What to do ▸ Without pictures, retype the following entries exactly.

Given entries ▸
________________________________________

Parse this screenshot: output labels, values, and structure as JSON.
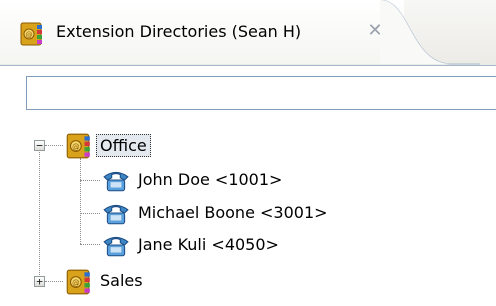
{
  "tab": {
    "title": "Extension Directories (Sean H)",
    "close_glyph": "✕"
  },
  "search": {
    "value": "",
    "placeholder": ""
  },
  "tree": {
    "groups": [
      {
        "label": "Office",
        "expanded": true,
        "expander_glyph": "−",
        "contacts": [
          {
            "label": "John Doe <1001>"
          },
          {
            "label": "Michael Boone <3001>"
          },
          {
            "label": "Jane Kuli <4050>"
          }
        ]
      },
      {
        "label": "Sales",
        "expanded": false,
        "expander_glyph": "+"
      }
    ]
  },
  "icons": {
    "directory": "address-book-icon",
    "contact": "telephone-icon"
  },
  "colors": {
    "border": "#7f9db9",
    "selection_bg": "#e4e8ef",
    "phone_icon": "#3d86c6"
  }
}
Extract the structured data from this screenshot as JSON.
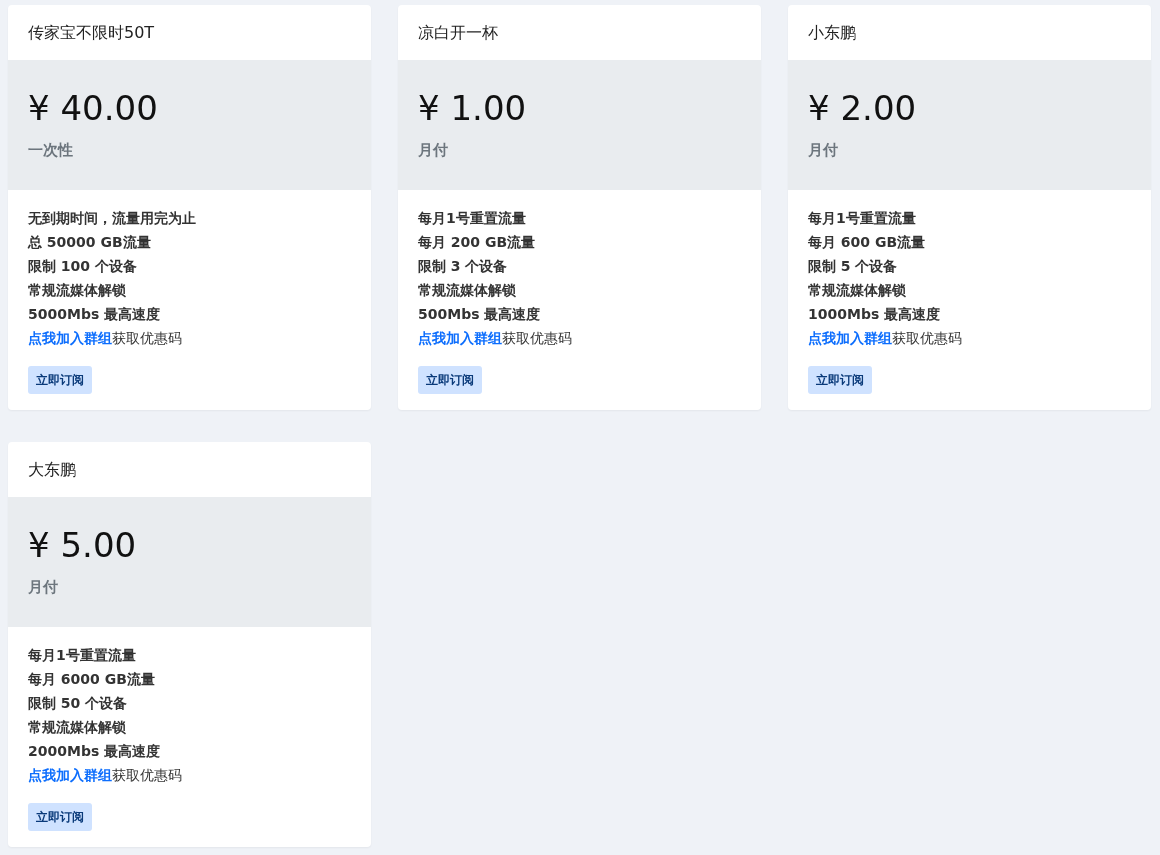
{
  "plans": [
    {
      "name": "传家宝不限时50T",
      "price": "¥ 40.00",
      "period": "一次性",
      "features": [
        "无到期时间，流量用完为止",
        "总 50000 GB流量",
        "限制 100 个设备",
        "常规流媒体解锁",
        "5000Mbs 最高速度"
      ],
      "promo": {
        "link": "点我加入群组",
        "text": "获取优惠码"
      },
      "button": "立即订阅"
    },
    {
      "name": "凉白开一杯",
      "price": "¥ 1.00",
      "period": "月付",
      "features": [
        "每月1号重置流量",
        "每月 200 GB流量",
        "限制 3 个设备",
        "常规流媒体解锁",
        "500Mbs 最高速度"
      ],
      "promo": {
        "link": "点我加入群组",
        "text": "获取优惠码"
      },
      "button": "立即订阅"
    },
    {
      "name": "小东鹏",
      "price": "¥ 2.00",
      "period": "月付",
      "features": [
        "每月1号重置流量",
        "每月 600 GB流量",
        "限制 5 个设备",
        "常规流媒体解锁",
        "1000Mbs 最高速度"
      ],
      "promo": {
        "link": "点我加入群组",
        "text": "获取优惠码"
      },
      "button": "立即订阅"
    },
    {
      "name": "大东鹏",
      "price": "¥ 5.00",
      "period": "月付",
      "features": [
        "每月1号重置流量",
        "每月 6000 GB流量",
        "限制 50 个设备",
        "常规流媒体解锁",
        "2000Mbs 最高速度"
      ],
      "promo": {
        "link": "点我加入群组",
        "text": "获取优惠码"
      },
      "button": "立即订阅"
    }
  ]
}
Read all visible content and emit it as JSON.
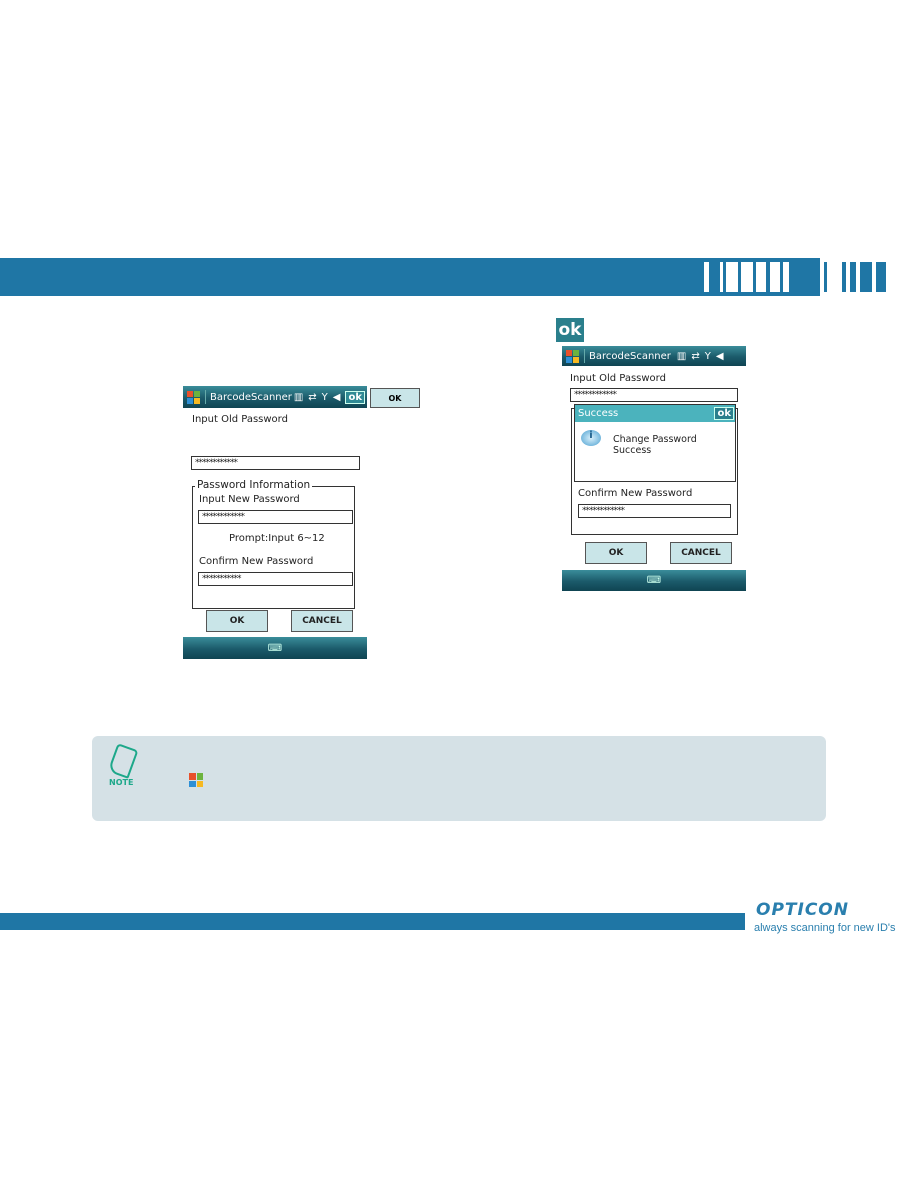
{
  "brand": {
    "name": "OPTICON",
    "tagline": "always scanning for new ID's",
    "color": "#1f76a5"
  },
  "inline_ok_button": "OK",
  "ok_icon_label": "ok",
  "left_screen": {
    "app_title": "BarcodeScanner",
    "title_ok": "ok",
    "old_password_label": "Input Old Password",
    "old_password_value": "************",
    "group_title": "Password Information",
    "new_password_label": "Input New Password",
    "new_password_value": "************",
    "prompt": "Prompt:Input 6~12",
    "confirm_label": "Confirm New Password",
    "confirm_value": "***********",
    "ok": "OK",
    "cancel": "CANCEL"
  },
  "right_screen": {
    "app_title": "BarcodeScanner",
    "old_password_label": "Input Old Password",
    "old_password_value": "************",
    "dialog_title": "Success",
    "dialog_ok": "ok",
    "dialog_message": "Change Password Success",
    "confirm_label": "Confirm New Password",
    "confirm_value": "************",
    "ok": "OK",
    "cancel": "CANCEL"
  },
  "note": {
    "label": "NOTE"
  }
}
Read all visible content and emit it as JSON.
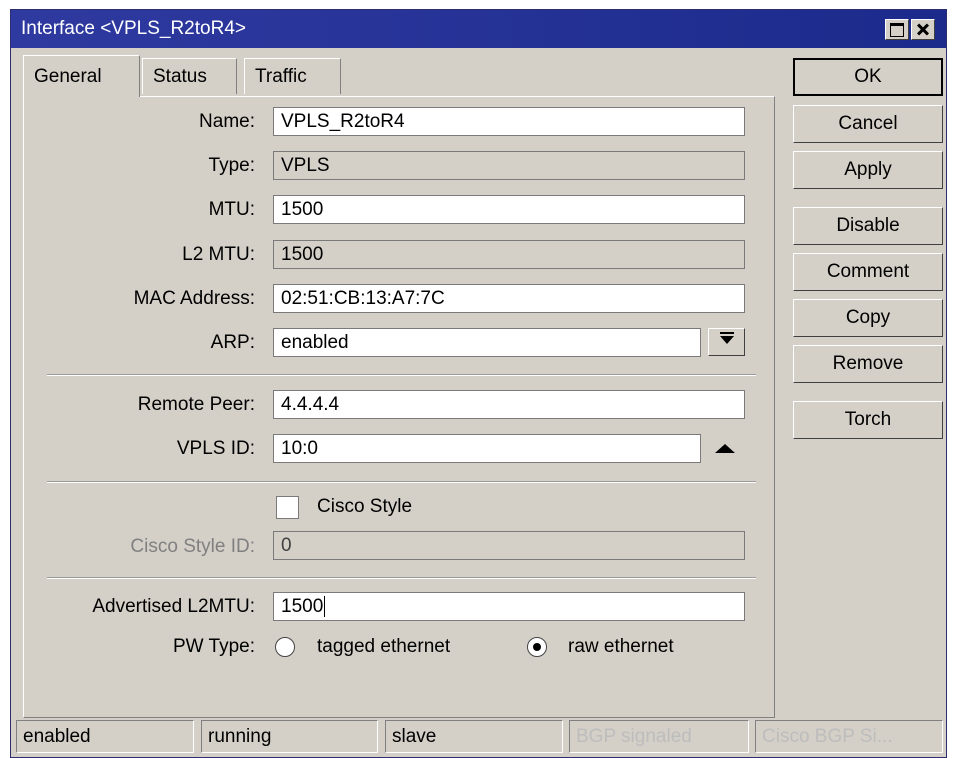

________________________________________

Answer to this exercise ▸
Parse this screenshot: output labels, values, and structure as JSON.
{
  "tab": {
    "title": "Extension Directories (Sean H)",
    "close_glyph": "✕"
  },
  "search": {
    "value": "",
    "placeholder": ""
  },
  "tree": {
    "groups": [
      {
        "label": "Office",
        "expanded": true,
        "expander_glyph": "−",
        "contacts": [
          {
            "label": "John Doe <1001>"
          },
          {
            "label": "Michael Boone <3001>"
          },
          {
            "label": "Jane Kuli <4050>"
          }
        ]
      },
      {
        "label": "Sales",
        "expanded": false,
        "expander_glyph": "+"
      }
    ]
  },
  "icons": {
    "directory": "address-book-icon",
    "contact": "telephone-icon"
  },
  "colors": {
    "border": "#7f9db9",
    "selection_bg": "#e4e8ef",
    "phone_icon": "#3d86c6"
  }
}
Extract the structured data from this screenshot as JSON.
{
  "plans": [
    {
      "name": "传家宝不限时50T",
      "price": "¥ 40.00",
      "period": "一次性",
      "features": [
        "无到期时间，流量用完为止",
        "总 50000 GB流量",
        "限制 100 个设备",
        "常规流媒体解锁",
        "5000Mbs 最高速度"
      ],
      "promo": {
        "link": "点我加入群组",
        "text": "获取优惠码"
      },
      "button": "立即订阅"
    },
    {
      "name": "凉白开一杯",
      "price": "¥ 1.00",
      "period": "月付",
      "features": [
        "每月1号重置流量",
        "每月 200 GB流量",
        "限制 3 个设备",
        "常规流媒体解锁",
        "500Mbs 最高速度"
      ],
      "promo": {
        "link": "点我加入群组",
        "text": "获取优惠码"
      },
      "button": "立即订阅"
    },
    {
      "name": "小东鹏",
      "price": "¥ 2.00",
      "period": "月付",
      "features": [
        "每月1号重置流量",
        "每月 600 GB流量",
        "限制 5 个设备",
        "常规流媒体解锁",
        "1000Mbs 最高速度"
      ],
      "promo": {
        "link": "点我加入群组",
        "text": "获取优惠码"
      },
      "button": "立即订阅"
    },
    {
      "name": "大东鹏",
      "price": "¥ 5.00",
      "period": "月付",
      "features": [
        "每月1号重置流量",
        "每月 6000 GB流量",
        "限制 50 个设备",
        "常规流媒体解锁",
        "2000Mbs 最高速度"
      ],
      "promo": {
        "link": "点我加入群组",
        "text": "获取优惠码"
      },
      "button": "立即订阅"
    }
  ]
}
Read all visible content and emit it as JSON.
{
  "brand": {
    "name": "OPTICON",
    "tagline": "always scanning for new ID's",
    "color": "#1f76a5"
  },
  "inline_ok_button": "OK",
  "ok_icon_label": "ok",
  "left_screen": {
    "app_title": "BarcodeScanner",
    "title_ok": "ok",
    "old_password_label": "Input Old Password",
    "old_password_value": "************",
    "group_title": "Password Information",
    "new_password_label": "Input New Password",
    "new_password_value": "************",
    "prompt": "Prompt:Input 6~12",
    "confirm_label": "Confirm New Password",
    "confirm_value": "***********",
    "ok": "OK",
    "cancel": "CANCEL"
  },
  "right_screen": {
    "app_title": "BarcodeScanner",
    "old_password_label": "Input Old Password",
    "old_password_value": "************",
    "dialog_title": "Success",
    "dialog_ok": "ok",
    "dialog_message": "Change Password Success",
    "confirm_label": "Confirm New Password",
    "confirm_value": "************",
    "ok": "OK",
    "cancel": "CANCEL"
  },
  "note": {
    "label": "NOTE"
  }
}
Read all visible content and emit it as JSON.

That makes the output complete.